**Task details**
Which lines in the records below contain the word "package"? Copy each of them.
○ ○ ○ ○ ○ ○ ○
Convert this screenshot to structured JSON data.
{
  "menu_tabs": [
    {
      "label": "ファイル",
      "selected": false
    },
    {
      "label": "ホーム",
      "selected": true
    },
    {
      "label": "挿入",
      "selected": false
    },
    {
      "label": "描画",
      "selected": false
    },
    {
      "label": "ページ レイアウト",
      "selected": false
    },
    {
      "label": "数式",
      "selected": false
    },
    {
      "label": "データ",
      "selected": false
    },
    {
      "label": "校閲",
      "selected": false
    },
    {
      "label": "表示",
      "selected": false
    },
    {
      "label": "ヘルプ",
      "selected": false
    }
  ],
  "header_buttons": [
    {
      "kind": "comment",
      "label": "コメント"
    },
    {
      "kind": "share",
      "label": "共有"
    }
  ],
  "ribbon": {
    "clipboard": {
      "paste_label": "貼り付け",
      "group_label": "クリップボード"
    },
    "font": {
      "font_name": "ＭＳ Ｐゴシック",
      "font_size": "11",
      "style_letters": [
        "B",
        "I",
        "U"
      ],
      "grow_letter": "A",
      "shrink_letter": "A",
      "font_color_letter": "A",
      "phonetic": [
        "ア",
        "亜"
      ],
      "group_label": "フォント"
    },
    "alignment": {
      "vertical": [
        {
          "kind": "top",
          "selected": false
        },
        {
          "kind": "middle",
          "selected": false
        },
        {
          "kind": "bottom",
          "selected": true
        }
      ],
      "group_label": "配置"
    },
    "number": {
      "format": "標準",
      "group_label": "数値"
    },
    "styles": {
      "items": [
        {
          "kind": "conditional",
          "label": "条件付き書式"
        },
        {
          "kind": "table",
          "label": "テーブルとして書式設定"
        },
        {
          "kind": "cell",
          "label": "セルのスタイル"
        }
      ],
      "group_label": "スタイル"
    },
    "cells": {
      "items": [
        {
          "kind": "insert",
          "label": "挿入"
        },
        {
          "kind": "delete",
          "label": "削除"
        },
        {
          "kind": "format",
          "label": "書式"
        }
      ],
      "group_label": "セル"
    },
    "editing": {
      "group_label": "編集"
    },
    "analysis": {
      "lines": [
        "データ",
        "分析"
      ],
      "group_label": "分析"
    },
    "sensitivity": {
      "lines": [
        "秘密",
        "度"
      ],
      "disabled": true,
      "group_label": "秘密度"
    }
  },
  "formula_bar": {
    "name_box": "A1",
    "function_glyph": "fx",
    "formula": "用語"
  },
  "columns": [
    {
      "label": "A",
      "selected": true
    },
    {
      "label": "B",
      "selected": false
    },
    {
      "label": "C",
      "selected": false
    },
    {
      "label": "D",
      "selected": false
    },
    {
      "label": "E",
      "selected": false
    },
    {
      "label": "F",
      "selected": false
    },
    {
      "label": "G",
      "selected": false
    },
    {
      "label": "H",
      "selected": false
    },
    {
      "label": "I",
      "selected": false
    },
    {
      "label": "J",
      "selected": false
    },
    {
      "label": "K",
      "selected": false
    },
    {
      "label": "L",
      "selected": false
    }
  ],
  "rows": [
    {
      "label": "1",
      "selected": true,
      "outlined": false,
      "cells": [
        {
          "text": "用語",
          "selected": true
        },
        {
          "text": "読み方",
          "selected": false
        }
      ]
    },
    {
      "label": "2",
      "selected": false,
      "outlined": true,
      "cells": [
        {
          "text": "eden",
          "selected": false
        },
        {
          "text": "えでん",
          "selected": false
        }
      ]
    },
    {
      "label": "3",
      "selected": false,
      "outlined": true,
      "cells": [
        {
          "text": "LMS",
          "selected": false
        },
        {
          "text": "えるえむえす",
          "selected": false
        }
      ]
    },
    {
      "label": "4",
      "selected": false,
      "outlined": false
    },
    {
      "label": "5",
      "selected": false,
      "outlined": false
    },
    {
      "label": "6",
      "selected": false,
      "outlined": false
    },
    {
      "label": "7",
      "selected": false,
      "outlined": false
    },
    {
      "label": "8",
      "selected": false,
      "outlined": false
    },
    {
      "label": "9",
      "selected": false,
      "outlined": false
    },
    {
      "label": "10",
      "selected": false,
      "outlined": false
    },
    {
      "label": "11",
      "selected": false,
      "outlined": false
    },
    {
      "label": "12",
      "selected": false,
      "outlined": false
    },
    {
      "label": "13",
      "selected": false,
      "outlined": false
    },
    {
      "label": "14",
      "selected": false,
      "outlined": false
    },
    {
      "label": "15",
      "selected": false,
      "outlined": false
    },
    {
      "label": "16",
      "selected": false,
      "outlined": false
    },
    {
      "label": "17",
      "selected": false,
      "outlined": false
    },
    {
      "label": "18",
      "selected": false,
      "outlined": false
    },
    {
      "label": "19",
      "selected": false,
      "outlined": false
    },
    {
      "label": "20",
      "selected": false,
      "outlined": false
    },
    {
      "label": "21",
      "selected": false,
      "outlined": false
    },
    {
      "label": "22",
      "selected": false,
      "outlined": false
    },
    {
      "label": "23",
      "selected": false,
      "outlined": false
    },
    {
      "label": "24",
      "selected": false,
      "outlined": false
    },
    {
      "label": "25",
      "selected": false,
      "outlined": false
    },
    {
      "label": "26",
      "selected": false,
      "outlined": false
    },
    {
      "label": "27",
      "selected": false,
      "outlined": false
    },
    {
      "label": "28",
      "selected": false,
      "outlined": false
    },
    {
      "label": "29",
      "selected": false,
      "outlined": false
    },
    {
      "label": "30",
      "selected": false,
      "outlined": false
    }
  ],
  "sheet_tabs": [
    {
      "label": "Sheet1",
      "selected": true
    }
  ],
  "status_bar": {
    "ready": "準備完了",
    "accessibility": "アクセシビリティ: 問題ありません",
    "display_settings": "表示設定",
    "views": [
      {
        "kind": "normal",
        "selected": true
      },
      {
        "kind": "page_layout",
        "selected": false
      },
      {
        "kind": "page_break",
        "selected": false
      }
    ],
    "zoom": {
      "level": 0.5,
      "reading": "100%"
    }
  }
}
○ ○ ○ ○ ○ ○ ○
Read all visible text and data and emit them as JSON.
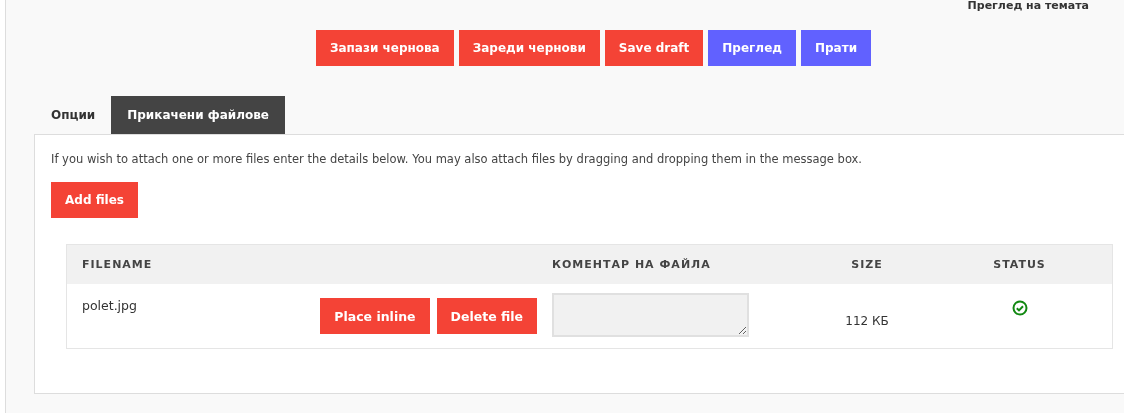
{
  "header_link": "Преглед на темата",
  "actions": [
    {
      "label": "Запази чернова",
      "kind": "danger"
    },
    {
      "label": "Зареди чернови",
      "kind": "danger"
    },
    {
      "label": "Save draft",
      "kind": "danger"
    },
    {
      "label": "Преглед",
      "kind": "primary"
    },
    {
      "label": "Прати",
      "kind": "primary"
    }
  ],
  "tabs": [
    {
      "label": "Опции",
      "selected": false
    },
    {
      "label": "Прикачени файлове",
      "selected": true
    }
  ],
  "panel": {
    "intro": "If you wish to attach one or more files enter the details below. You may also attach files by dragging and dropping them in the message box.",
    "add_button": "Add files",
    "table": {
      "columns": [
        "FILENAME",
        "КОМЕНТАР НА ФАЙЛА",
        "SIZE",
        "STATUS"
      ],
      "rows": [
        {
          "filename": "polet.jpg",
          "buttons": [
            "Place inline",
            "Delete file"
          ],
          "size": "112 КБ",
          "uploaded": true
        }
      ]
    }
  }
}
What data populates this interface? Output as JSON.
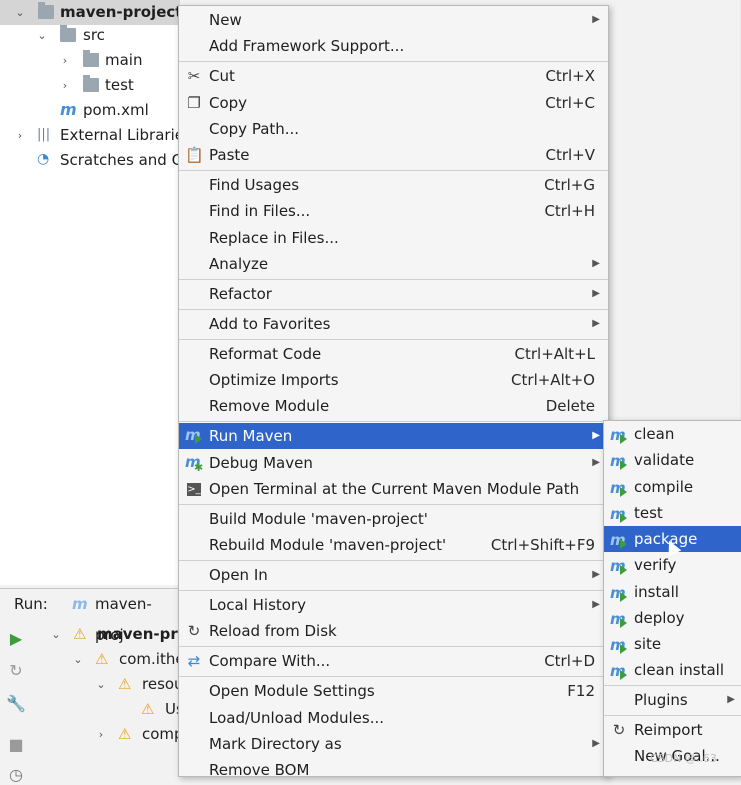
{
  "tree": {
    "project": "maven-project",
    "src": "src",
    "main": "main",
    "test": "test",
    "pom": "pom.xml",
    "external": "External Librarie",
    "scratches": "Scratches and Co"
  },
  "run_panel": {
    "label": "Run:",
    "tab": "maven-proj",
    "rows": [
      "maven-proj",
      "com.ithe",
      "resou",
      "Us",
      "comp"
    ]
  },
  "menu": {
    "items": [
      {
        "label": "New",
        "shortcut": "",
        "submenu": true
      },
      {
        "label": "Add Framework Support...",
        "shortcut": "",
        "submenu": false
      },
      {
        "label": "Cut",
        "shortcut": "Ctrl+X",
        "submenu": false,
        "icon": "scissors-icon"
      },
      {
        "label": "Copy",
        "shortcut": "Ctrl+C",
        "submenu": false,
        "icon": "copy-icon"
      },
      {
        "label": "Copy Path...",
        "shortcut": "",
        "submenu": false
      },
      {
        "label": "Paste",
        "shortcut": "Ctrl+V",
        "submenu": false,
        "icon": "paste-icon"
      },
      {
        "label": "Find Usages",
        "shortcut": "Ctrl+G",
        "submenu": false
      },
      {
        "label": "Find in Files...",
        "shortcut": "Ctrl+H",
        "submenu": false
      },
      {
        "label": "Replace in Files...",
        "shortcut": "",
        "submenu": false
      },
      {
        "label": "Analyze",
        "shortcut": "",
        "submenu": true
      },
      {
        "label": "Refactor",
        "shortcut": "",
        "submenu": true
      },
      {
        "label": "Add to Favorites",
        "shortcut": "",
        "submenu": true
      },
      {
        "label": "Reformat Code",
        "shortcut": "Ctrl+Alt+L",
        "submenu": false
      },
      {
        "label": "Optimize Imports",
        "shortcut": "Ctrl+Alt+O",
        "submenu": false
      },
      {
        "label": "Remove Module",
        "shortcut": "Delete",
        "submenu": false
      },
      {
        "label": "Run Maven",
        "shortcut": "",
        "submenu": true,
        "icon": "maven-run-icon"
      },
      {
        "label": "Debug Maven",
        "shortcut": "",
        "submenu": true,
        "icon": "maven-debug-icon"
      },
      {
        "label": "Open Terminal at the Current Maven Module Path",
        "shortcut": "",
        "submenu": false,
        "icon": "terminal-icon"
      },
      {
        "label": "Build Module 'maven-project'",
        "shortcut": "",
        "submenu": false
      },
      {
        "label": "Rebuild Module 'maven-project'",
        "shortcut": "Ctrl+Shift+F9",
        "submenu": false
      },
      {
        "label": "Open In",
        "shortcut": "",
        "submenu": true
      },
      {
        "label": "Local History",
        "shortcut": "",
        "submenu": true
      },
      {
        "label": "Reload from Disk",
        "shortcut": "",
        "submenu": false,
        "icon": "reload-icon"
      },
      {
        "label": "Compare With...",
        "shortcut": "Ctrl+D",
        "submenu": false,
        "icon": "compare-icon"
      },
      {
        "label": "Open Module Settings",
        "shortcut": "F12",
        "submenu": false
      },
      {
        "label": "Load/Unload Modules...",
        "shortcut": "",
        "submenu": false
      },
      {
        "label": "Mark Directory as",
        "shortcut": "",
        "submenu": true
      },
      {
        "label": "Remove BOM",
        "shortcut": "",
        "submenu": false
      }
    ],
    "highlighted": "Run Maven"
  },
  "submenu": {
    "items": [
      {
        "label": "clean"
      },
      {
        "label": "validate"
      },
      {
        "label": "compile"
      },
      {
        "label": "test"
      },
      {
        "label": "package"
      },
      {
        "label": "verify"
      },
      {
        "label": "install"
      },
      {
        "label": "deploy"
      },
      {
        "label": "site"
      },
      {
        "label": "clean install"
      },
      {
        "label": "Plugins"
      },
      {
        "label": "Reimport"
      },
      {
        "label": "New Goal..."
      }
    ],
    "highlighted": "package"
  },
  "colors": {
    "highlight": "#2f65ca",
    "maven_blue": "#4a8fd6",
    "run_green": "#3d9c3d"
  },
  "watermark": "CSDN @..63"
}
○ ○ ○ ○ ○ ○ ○
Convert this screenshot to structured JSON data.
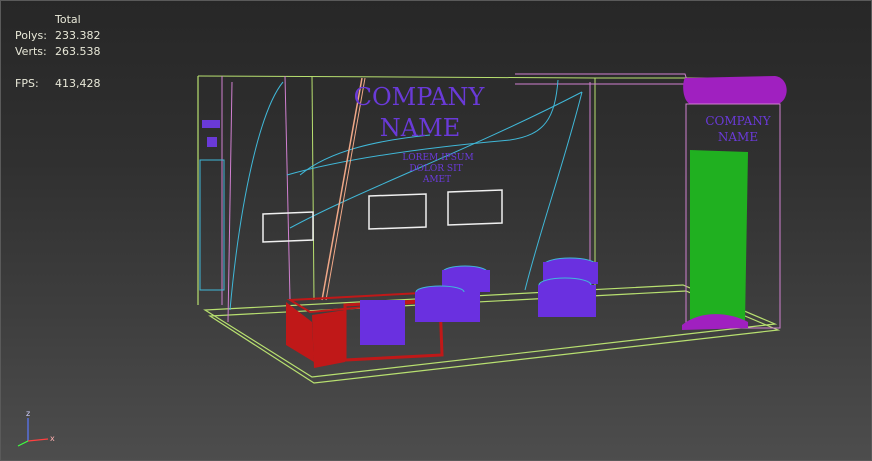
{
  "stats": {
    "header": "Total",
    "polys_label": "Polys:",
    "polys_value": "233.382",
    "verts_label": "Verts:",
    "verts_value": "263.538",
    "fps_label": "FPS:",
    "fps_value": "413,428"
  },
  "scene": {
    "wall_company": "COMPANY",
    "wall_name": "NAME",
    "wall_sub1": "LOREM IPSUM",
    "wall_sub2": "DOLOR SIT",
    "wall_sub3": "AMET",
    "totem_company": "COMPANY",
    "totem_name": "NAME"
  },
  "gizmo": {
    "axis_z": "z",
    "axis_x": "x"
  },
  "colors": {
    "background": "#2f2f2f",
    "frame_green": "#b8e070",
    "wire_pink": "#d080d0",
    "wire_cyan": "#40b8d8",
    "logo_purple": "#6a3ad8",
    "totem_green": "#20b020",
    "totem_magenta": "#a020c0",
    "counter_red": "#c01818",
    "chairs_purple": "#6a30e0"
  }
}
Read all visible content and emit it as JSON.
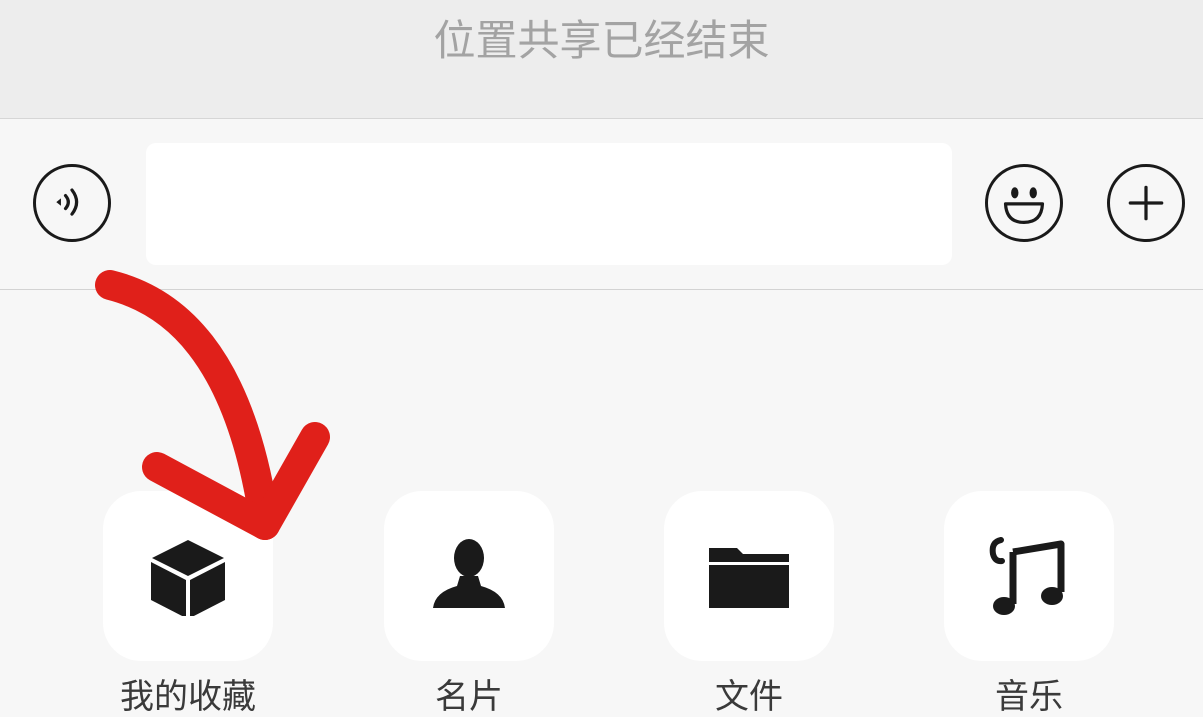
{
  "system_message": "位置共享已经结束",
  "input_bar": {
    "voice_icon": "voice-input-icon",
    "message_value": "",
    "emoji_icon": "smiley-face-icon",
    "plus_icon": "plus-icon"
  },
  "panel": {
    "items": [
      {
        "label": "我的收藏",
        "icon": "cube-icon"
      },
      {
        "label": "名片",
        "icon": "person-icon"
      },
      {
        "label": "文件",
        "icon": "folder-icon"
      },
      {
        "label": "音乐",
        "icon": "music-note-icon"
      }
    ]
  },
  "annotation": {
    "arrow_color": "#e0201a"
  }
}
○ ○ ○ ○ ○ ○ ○
**Exercise result**
        "label": "package"
    "highlighted": "package"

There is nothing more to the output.